It’s hard to tell which is piling up faster — the fees bank customers have to pay these days or the research showing just how pervasive these fees are.
Bankrate.com just issued a new survey of checking account fees. (Spoiler alert: they’ve gone up!) The site says checking fees hit “record highs” in 2012. Nearly every fee in its survey climbed, some by more than 25%.
Ironically, one of the reasons behind this fee-ing frenzy are regulations designed to protect us from fees: The American Bankers Association estimates that it costs $250 to $300 for a bank to maintain a customer’s checking account over the course of a year. That total includes expenses like customer service (i,e. paying tellers and call center employees), keeping websites up-to-date and safe from hacking, ATM maintenance and so on.
Banks used to pay for this primarily via fees, overdraft fees in particular. “Overdraft fees are big money to most retail banking operations. It is the engine that pulls along free checking,” consulting company Celent wrote in a 2010 report shortly before the new overdraft rules kicked in.

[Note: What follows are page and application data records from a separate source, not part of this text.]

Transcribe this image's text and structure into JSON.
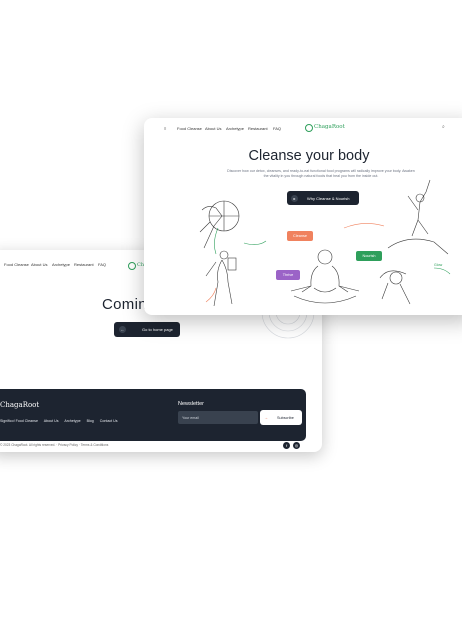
{
  "back_page": {
    "nav": [
      "Food Cleanse",
      "About Us",
      "Archetype",
      "Restaurant",
      "FAQ"
    ],
    "logo_text": "ChagaRoot",
    "heading": "Comin",
    "cta_label": "Go to home page",
    "footer": {
      "logo": "ChagaRoot",
      "links": [
        "Significo! Food Cleanse",
        "About Us",
        "Archetype",
        "Blog",
        "Contact Us"
      ],
      "newsletter_title": "Newsletter",
      "email_placeholder": "Your email",
      "subscribe_label": "Subscribe"
    },
    "copyright": "© 2023 ChagaRoot. All rights reserved. · Privacy Policy · Terms & Conditions"
  },
  "front_page": {
    "nav": [
      "Food Cleanse",
      "About Us",
      "Archetype",
      "Restaurant",
      "FAQ"
    ],
    "logo_text": "ChagaRoot",
    "heading": "Cleanse your body",
    "subtitle": "Discover how our detox, cleanses, and ready-to-eat functional food programs will radically improve your body. Awaken the vitality in you through natural foods that heal you from the inside out.",
    "cta_label": "Why Cleanse & Nourish",
    "tags": {
      "cleanse": "Cleanse",
      "nourish": "Nourish",
      "thrive": "Thrive",
      "glow": "Glow"
    }
  },
  "colors": {
    "dark": "#1d2430",
    "brand_green": "#2e9f5b",
    "cleanse_orange": "#f0825e",
    "nourish_green": "#2e9f5b",
    "thrive_purple": "#9b63c7"
  }
}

The Federal Reserve‘s Reg E, the rule that put a stop to the overdraft gravy train, prohibited banks from automatically enrolling customers in overdraft protection plans that would let debit purchases go through even if doing so put the account into the red. The customer would then incur a fee, often in the $35 ballpark, for overdrawing their account. Reg E said banks needed to offer customers the option of choosing overdraft protection and make the default choice not covered (and therefore not subject to the $35 fee) rather than covered.
This is a big reason why only 39% of the 247 banks in the most recent survey offer what Bankrate calls truly free checking; that is, an account that doesn’t charge a monthly fee and doesn’t require a minimum balance to waive the fee. Just three years ago, 76% of banks offered free checking.

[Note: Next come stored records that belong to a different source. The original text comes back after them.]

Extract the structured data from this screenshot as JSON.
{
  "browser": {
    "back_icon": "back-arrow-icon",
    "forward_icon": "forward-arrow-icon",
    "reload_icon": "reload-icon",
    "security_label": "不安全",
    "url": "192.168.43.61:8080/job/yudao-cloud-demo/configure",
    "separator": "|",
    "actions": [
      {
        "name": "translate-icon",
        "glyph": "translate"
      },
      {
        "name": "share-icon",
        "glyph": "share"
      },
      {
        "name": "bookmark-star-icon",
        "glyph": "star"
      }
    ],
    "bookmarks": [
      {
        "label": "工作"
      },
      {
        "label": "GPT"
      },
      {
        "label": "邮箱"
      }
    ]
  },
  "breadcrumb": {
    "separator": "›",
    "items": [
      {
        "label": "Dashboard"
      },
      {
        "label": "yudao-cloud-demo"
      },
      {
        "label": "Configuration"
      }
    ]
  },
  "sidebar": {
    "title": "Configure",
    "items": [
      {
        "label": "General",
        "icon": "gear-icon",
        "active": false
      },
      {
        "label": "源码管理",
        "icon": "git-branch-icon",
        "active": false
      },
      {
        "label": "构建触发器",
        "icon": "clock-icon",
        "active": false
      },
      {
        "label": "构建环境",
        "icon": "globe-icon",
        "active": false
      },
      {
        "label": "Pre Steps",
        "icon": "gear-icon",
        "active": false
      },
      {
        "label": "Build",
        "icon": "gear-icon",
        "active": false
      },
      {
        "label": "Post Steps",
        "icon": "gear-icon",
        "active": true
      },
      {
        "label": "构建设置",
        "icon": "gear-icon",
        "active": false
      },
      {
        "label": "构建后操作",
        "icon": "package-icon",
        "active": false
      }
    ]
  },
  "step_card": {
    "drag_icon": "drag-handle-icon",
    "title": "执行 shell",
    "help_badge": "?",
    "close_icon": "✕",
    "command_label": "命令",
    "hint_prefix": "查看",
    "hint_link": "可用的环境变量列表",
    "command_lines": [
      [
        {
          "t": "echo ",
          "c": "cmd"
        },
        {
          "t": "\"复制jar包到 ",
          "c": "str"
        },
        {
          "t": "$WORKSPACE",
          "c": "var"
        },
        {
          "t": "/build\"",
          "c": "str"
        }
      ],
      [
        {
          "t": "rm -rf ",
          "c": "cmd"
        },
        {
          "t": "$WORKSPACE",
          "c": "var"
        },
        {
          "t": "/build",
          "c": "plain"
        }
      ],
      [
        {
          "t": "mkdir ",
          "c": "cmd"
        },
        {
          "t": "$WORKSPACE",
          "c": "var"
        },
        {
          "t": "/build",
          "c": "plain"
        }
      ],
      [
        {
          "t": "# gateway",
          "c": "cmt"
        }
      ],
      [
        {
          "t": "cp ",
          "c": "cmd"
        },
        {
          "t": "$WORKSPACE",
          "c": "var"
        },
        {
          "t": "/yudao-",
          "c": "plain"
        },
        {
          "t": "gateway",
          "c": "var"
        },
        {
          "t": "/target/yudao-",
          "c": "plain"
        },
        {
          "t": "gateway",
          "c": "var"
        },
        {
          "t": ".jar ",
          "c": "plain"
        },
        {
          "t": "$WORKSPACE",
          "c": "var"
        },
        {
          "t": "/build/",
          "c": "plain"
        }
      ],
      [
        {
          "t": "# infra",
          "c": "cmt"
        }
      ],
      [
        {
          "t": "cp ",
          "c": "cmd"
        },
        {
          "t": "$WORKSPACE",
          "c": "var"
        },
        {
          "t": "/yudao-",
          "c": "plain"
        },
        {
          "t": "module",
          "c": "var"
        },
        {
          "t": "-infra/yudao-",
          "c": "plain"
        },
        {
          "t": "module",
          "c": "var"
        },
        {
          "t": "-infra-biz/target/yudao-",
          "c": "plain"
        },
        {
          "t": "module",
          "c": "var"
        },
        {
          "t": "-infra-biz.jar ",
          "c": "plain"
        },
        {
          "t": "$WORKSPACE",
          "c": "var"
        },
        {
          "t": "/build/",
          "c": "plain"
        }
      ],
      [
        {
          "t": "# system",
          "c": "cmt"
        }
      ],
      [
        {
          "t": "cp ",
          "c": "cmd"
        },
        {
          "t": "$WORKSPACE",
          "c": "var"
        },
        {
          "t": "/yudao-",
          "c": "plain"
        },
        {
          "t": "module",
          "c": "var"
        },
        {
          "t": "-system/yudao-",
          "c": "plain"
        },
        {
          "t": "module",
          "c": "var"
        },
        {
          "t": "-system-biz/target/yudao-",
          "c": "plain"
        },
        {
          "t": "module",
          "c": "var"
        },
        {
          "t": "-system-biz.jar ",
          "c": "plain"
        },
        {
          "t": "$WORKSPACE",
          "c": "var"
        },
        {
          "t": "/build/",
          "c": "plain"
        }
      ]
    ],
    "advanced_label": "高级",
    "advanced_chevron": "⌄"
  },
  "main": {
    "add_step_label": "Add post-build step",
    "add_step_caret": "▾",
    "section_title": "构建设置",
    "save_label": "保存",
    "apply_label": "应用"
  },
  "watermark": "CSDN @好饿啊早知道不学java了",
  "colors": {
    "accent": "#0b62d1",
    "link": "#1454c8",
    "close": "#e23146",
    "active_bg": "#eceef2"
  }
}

Even as those monthly fees are getting harder to avoid, they’re also getting pricier. Bankrate found that the average maintenance fee is now $5.48, a 25% increase over 2011. Think that’s bad? An analysis by the Wall Street Journal found that, over the past five years, this fee has climbed 142%.
The minimum balance required to avoid the monthly fee climbed 23%, to $723.02, Bankrate found. A five-year lookback by the Wall Street Journal found that this amount also skyrocketed, climbing 365% since 2007.
If this sounds like deja vu, you’re right: MoneyRates.com conducted a survey last month that found what it calls “a comprehensive trend” of climbing costs for maintenance and overdraft fees. The minimum requirement to avoid those fees increased over the past year, along with the amount it costs to open a new checking account. Both MoneyRates and Bankrate found that the cost to use an out-of-network ATM has also increased.
The funny thing is banks still earn a lot of money from overdraft fees. Last year, we shelled out $31.6 billion, according to Moebs $ervices. This is down from the peak $37.1 billion we paid in 2009, but it’s still not exactly pocket change.
Banks did a lot of marketing to try to convince people to sign up for overdraft protection; they’ve been pretty successful, to the chagrin of consumer advocacy groups who charge that banks get people to sign up by basically scaring them into thinking they need the protection or making the opt-in language so confusing that customers choose the opposite of what they think they’re getting. Both The Pew Charitable Trusts and the Center for Responsible Lending conducted studies that reached this conclusion.
In the meantime, those fees just keep climbing.